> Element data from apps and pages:
┄┄┄┄┄┄
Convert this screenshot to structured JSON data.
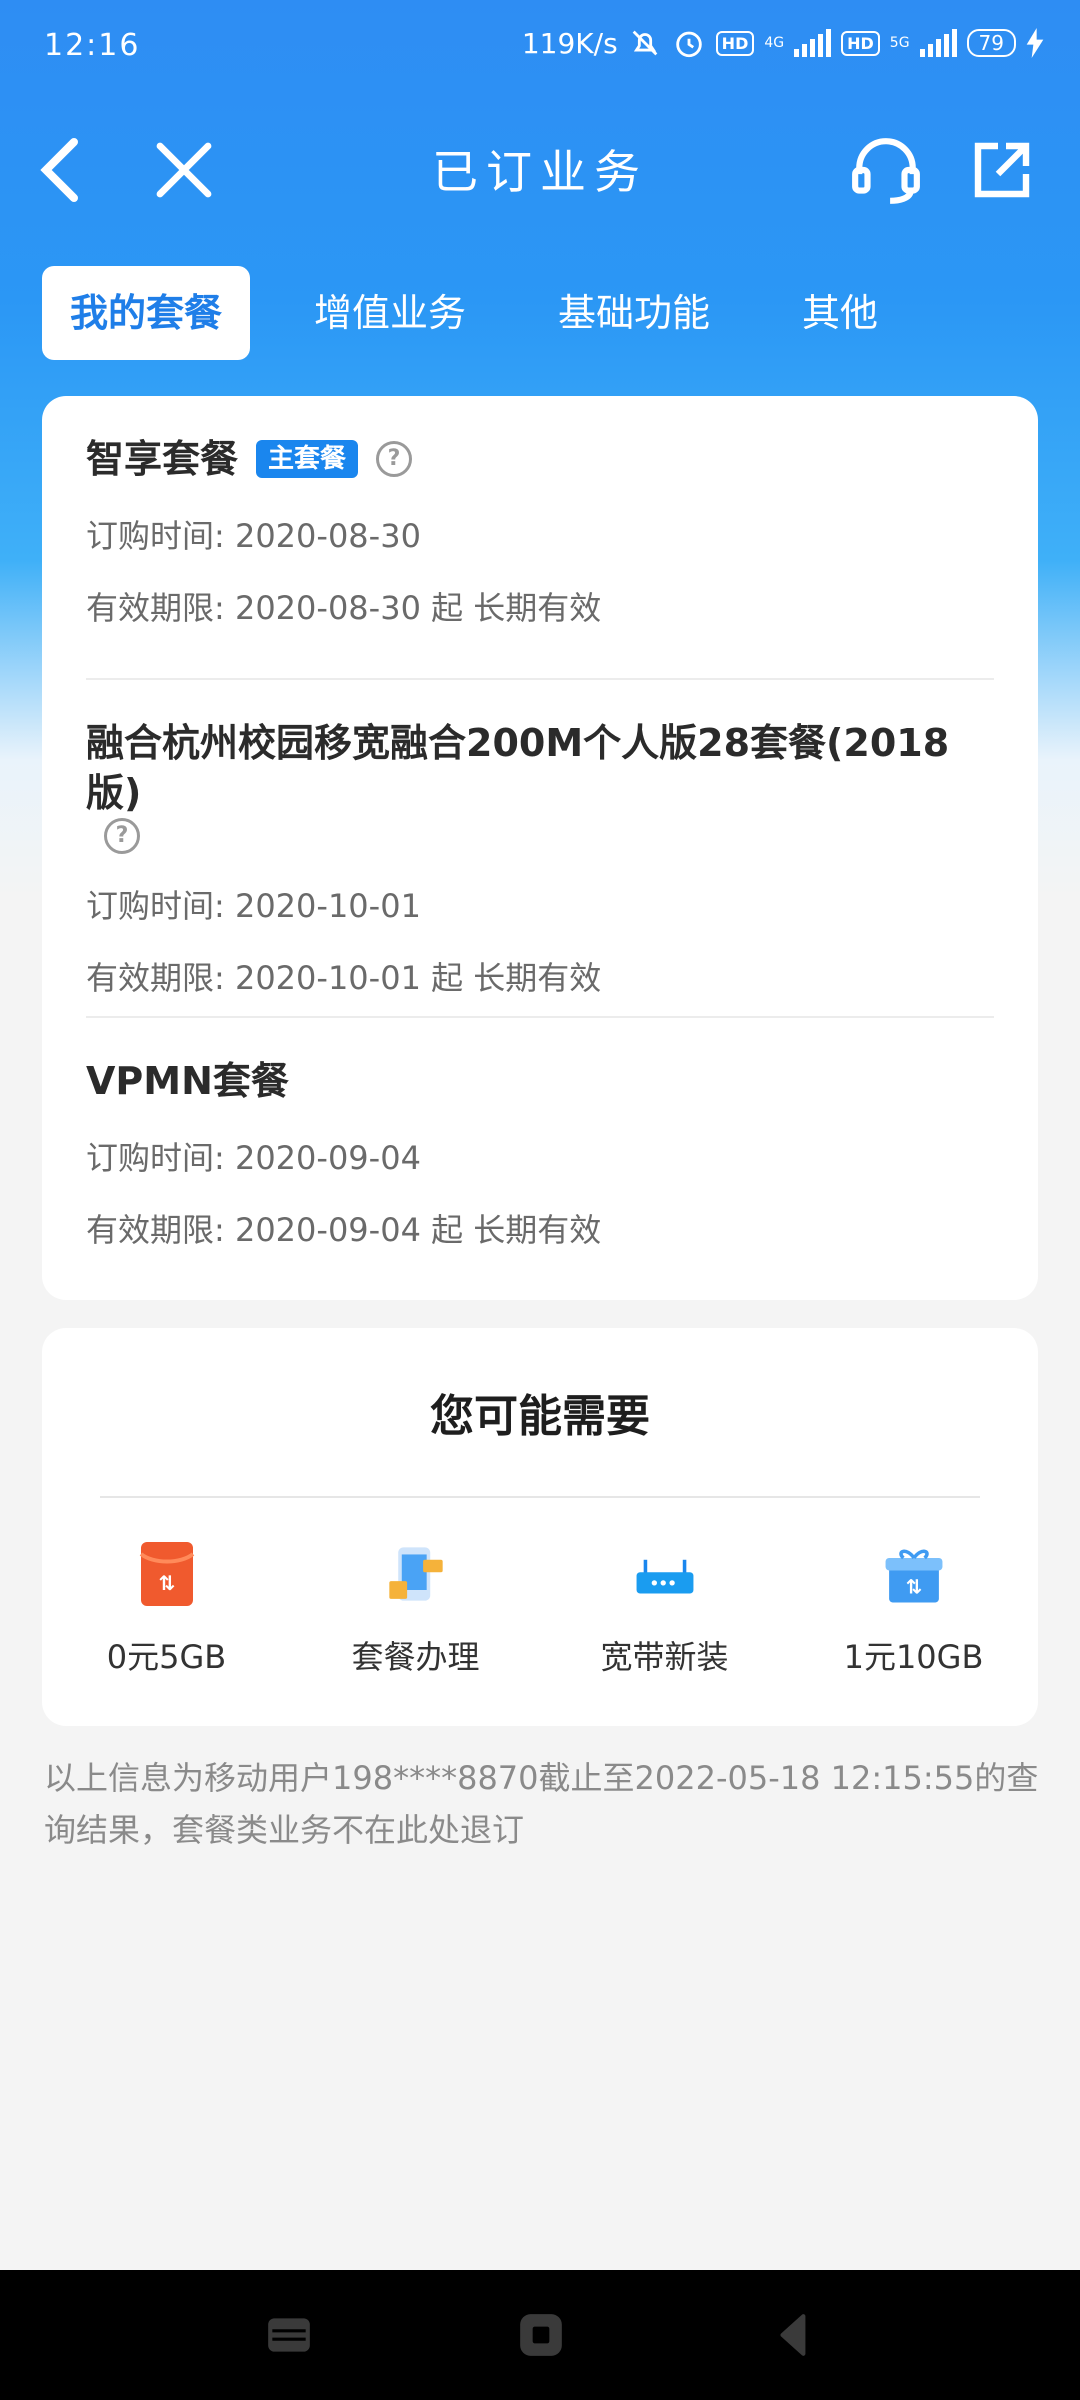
{
  "status_bar": {
    "time": "12:16",
    "speed": "119K/s",
    "hd1": "HD",
    "net1": "4G",
    "hd2": "HD",
    "net2": "5G",
    "battery": "79"
  },
  "nav": {
    "title": "已订业务"
  },
  "tabs": [
    {
      "label": "我的套餐",
      "active": true
    },
    {
      "label": "增值业务",
      "active": false
    },
    {
      "label": "基础功能",
      "active": false
    },
    {
      "label": "其他",
      "active": false
    }
  ],
  "packages": [
    {
      "name": "智享套餐",
      "badge": "主套餐",
      "order_time": "订购时间: 2020-08-30",
      "valid": "有效期限: 2020-08-30 起 长期有效"
    },
    {
      "name": "融合杭州校园移宽融合200M个人版28套餐(2018版)",
      "order_time": "订购时间: 2020-10-01",
      "valid": "有效期限: 2020-10-01 起 长期有效"
    },
    {
      "name": "VPMN套餐",
      "order_time": "订购时间: 2020-09-04",
      "valid": "有效期限: 2020-09-04 起 长期有效"
    }
  ],
  "recommend": {
    "title": "您可能需要",
    "items": [
      {
        "label": "0元5GB",
        "icon": "red-envelope-icon"
      },
      {
        "label": "套餐办理",
        "icon": "phone-plan-icon"
      },
      {
        "label": "宽带新装",
        "icon": "router-icon"
      },
      {
        "label": "1元10GB",
        "icon": "gift-box-icon"
      }
    ]
  },
  "footnote": "以上信息为移动用户198****8870截止至2022-05-18 12:15:55的查询结果，套餐类业务不在此处退订",
  "colors": {
    "primary": "#1f7ee8",
    "header_top": "#2e8df3",
    "background": "#f4f4f4"
  }
}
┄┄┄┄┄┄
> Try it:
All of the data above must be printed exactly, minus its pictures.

> Your response:
Convert this screenshot to structured JSON data.
{
  "status_bar": {
    "time": "12:16",
    "speed": "119K/s",
    "hd1": "HD",
    "net1": "4G",
    "hd2": "HD",
    "net2": "5G",
    "battery": "79"
  },
  "nav": {
    "title": "已订业务"
  },
  "tabs": [
    {
      "label": "我的套餐",
      "active": true
    },
    {
      "label": "增值业务",
      "active": false
    },
    {
      "label": "基础功能",
      "active": false
    },
    {
      "label": "其他",
      "active": false
    }
  ],
  "packages": [
    {
      "name": "智享套餐",
      "badge": "主套餐",
      "order_time": "订购时间: 2020-08-30",
      "valid": "有效期限: 2020-08-30 起 长期有效"
    },
    {
      "name": "融合杭州校园移宽融合200M个人版28套餐(2018版)",
      "order_time": "订购时间: 2020-10-01",
      "valid": "有效期限: 2020-10-01 起 长期有效"
    },
    {
      "name": "VPMN套餐",
      "order_time": "订购时间: 2020-09-04",
      "valid": "有效期限: 2020-09-04 起 长期有效"
    }
  ],
  "recommend": {
    "title": "您可能需要",
    "items": [
      {
        "label": "0元5GB",
        "icon": "red-envelope-icon"
      },
      {
        "label": "套餐办理",
        "icon": "phone-plan-icon"
      },
      {
        "label": "宽带新装",
        "icon": "router-icon"
      },
      {
        "label": "1元10GB",
        "icon": "gift-box-icon"
      }
    ]
  },
  "footnote": "以上信息为移动用户198****8870截止至2022-05-18 12:15:55的查询结果，套餐类业务不在此处退订",
  "colors": {
    "primary": "#1f7ee8",
    "header_top": "#2e8df3",
    "background": "#f4f4f4"
  }
}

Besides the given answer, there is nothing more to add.